DIRECTIONS FOR THIS TASK —
In the entries below, count the lines that hold the string "JSON" and state only that count.

------

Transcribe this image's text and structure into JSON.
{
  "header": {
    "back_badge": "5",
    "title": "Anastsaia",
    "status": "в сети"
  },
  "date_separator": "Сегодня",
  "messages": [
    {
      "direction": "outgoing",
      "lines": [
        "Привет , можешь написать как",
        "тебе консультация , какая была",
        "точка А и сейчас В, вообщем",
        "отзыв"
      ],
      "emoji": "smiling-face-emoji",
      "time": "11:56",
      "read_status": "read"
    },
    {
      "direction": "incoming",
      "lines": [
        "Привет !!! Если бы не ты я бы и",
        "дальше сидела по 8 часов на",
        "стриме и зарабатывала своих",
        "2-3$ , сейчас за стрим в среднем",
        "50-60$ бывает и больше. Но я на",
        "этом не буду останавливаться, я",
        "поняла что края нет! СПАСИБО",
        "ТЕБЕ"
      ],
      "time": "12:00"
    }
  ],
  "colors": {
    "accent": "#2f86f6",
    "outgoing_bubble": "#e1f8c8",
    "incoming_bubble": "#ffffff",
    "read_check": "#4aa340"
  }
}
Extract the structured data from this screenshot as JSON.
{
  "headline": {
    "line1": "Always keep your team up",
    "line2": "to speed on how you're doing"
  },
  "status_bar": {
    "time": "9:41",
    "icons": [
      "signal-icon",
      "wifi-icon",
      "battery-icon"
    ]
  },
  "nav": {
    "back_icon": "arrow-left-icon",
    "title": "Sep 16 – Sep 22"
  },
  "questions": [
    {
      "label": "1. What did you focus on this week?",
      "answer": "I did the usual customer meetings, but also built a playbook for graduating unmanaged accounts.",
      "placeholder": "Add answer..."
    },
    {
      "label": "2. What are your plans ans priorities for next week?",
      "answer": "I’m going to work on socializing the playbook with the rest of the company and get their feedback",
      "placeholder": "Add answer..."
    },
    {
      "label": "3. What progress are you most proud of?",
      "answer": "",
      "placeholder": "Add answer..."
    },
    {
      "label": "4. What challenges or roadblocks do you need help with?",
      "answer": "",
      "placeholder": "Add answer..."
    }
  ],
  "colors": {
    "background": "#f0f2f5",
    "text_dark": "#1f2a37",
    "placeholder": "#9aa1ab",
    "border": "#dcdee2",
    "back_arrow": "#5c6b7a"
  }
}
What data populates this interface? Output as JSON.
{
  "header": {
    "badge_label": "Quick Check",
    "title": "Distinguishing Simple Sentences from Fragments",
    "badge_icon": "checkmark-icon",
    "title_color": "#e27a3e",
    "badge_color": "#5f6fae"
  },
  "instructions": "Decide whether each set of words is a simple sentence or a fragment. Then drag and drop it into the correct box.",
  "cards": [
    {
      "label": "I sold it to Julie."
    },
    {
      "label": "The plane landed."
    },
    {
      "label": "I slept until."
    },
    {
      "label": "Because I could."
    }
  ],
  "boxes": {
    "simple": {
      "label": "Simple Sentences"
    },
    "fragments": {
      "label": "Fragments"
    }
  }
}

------

RESULT FOR THIS EXERCISE —
3